Working data Block Start

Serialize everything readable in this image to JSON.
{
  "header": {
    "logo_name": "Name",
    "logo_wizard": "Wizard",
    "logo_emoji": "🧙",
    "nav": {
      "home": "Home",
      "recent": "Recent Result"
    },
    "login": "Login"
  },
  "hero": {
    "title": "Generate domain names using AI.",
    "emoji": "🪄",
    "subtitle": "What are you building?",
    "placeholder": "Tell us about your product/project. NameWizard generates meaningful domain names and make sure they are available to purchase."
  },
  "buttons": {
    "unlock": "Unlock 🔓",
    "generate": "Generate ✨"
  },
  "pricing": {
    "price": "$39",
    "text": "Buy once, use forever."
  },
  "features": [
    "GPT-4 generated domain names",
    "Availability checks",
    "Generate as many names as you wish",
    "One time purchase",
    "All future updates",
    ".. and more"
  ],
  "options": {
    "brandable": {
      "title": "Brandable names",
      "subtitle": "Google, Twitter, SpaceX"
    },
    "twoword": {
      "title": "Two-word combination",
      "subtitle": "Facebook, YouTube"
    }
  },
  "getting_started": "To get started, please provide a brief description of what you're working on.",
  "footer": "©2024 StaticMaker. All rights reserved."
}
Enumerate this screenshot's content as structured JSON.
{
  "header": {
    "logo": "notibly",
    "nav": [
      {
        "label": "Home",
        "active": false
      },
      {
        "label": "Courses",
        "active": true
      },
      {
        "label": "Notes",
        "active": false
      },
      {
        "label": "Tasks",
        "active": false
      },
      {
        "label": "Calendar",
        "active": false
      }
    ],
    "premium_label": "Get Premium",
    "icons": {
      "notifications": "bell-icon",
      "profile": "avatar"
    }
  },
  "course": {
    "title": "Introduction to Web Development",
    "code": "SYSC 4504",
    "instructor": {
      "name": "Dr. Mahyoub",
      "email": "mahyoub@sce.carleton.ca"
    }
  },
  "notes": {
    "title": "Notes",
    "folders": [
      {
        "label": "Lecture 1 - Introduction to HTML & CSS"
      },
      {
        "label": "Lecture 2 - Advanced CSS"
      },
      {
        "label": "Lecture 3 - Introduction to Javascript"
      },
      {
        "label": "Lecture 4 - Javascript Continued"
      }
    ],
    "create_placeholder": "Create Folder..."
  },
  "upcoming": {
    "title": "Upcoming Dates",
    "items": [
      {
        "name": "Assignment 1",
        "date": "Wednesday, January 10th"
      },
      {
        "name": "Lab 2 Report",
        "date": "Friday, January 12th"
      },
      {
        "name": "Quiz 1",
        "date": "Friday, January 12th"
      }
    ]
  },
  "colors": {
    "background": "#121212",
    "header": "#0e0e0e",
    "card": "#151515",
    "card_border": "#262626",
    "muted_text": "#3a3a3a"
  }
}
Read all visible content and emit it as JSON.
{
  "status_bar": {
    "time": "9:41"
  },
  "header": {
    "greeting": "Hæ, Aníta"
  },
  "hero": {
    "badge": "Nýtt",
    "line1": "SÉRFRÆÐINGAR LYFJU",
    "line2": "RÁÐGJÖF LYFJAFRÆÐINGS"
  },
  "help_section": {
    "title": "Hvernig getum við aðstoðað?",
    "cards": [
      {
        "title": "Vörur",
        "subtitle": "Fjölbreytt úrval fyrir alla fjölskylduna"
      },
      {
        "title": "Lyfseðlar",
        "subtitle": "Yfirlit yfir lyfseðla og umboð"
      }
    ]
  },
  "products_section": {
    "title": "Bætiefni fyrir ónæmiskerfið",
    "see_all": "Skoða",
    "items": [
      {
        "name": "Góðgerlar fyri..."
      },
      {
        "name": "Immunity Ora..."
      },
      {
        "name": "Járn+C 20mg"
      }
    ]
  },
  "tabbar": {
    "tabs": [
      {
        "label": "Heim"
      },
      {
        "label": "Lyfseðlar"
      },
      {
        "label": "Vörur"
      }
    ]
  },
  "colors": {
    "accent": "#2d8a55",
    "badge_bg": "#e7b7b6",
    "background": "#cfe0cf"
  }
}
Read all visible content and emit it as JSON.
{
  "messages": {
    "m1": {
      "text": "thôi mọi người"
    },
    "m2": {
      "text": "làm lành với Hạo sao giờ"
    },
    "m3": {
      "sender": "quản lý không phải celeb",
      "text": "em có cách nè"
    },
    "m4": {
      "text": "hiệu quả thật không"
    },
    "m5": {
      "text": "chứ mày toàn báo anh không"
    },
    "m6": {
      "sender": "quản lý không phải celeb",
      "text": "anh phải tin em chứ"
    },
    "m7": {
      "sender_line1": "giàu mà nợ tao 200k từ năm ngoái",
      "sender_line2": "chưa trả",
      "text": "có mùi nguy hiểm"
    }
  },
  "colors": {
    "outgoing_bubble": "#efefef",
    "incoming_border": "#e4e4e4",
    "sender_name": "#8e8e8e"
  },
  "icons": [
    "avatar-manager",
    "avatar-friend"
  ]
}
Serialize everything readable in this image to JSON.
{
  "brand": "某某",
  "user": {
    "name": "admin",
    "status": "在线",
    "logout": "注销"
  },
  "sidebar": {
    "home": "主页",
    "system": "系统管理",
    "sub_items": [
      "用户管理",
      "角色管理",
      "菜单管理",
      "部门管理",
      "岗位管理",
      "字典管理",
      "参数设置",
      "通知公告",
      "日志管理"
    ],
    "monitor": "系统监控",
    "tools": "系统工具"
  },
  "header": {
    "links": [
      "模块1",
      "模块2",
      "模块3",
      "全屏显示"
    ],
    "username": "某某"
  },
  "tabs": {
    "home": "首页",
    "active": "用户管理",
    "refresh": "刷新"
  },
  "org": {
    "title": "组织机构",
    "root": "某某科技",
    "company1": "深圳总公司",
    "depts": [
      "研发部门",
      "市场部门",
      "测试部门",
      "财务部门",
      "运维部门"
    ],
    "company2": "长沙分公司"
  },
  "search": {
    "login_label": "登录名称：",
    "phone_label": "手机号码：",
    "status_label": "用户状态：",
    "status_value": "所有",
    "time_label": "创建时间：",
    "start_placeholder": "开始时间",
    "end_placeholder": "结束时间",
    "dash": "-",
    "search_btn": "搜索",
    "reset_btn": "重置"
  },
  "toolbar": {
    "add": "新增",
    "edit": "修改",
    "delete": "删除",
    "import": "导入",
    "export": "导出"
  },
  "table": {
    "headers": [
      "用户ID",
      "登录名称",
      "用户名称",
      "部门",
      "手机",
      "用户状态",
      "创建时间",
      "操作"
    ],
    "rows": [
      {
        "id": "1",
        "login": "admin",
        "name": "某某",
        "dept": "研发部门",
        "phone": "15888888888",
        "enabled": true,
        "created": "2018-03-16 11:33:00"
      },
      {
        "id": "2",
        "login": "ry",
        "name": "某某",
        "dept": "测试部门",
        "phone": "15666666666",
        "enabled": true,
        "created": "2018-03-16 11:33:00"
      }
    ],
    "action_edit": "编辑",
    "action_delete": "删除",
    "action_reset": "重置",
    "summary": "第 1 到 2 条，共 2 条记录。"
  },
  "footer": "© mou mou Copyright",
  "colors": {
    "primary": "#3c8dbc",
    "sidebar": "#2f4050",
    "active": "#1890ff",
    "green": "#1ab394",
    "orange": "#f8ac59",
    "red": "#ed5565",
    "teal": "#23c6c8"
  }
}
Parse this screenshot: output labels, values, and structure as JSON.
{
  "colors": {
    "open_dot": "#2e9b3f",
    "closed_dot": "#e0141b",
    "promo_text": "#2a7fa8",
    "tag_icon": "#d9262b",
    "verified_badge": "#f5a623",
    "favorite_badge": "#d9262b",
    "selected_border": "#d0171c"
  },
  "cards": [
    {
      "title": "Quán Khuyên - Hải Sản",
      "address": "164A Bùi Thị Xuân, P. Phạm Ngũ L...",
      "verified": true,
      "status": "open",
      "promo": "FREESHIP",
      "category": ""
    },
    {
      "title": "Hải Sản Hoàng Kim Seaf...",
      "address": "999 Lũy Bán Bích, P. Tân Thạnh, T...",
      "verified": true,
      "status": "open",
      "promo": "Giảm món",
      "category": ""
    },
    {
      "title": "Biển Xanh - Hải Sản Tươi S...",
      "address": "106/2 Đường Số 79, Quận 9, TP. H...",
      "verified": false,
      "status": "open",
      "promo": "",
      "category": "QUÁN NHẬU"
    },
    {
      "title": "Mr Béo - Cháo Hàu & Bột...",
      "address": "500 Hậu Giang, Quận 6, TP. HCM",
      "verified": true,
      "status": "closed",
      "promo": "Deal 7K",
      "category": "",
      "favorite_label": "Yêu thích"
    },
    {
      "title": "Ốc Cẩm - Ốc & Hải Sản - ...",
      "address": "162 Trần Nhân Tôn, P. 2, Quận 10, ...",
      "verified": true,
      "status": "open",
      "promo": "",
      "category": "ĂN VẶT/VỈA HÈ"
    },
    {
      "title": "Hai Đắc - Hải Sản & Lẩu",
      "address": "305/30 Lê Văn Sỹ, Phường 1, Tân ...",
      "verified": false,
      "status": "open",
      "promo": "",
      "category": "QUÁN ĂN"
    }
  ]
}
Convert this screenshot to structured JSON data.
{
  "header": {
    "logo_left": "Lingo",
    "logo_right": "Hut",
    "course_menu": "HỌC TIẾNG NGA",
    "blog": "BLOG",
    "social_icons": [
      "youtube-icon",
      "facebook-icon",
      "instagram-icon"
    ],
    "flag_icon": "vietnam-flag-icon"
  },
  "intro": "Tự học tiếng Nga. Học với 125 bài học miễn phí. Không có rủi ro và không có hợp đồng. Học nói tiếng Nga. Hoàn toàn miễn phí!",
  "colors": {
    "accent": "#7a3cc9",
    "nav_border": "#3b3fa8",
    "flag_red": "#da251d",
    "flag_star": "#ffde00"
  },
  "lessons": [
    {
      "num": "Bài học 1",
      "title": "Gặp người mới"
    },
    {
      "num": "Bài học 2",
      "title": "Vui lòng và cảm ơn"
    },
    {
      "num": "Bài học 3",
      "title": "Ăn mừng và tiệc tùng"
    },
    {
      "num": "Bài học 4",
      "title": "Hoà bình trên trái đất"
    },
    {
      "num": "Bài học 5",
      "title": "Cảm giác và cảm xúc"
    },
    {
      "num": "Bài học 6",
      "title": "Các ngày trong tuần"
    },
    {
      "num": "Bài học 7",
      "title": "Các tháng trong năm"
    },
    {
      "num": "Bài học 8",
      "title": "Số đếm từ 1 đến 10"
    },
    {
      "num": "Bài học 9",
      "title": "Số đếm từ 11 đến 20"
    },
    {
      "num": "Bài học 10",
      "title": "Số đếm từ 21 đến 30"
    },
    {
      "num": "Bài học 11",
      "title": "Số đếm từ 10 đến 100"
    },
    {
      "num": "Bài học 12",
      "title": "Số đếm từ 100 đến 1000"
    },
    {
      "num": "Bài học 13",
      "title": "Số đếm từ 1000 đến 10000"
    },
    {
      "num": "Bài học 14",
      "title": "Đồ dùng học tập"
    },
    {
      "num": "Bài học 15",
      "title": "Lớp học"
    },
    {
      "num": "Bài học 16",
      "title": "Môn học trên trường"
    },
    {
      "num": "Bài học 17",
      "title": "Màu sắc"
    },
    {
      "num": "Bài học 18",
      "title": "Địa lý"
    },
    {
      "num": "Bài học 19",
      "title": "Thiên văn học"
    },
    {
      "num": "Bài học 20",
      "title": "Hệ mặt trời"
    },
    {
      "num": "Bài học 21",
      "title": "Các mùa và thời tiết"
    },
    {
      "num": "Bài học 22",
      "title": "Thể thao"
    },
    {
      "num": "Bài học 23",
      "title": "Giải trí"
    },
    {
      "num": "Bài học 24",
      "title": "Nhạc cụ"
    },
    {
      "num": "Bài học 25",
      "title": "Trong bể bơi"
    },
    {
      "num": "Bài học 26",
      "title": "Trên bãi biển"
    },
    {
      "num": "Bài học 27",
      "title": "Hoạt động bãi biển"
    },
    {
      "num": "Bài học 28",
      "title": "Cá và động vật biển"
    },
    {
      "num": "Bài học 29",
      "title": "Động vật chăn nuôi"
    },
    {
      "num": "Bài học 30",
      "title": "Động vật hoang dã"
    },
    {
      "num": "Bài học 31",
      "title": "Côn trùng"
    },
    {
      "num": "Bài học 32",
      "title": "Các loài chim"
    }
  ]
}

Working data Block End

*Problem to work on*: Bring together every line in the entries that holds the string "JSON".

*Task output*:
Serialize everything readable in this image to JSON.
Enumerate this screenshot's content as structured JSON.
Read all visible content and emit it as JSON.
Read all visible content and emit it as JSON.
Serialize everything readable in this image to JSON.
Parse this screenshot: output labels, values, and structure as JSON.
Convert this screenshot to structured JSON data.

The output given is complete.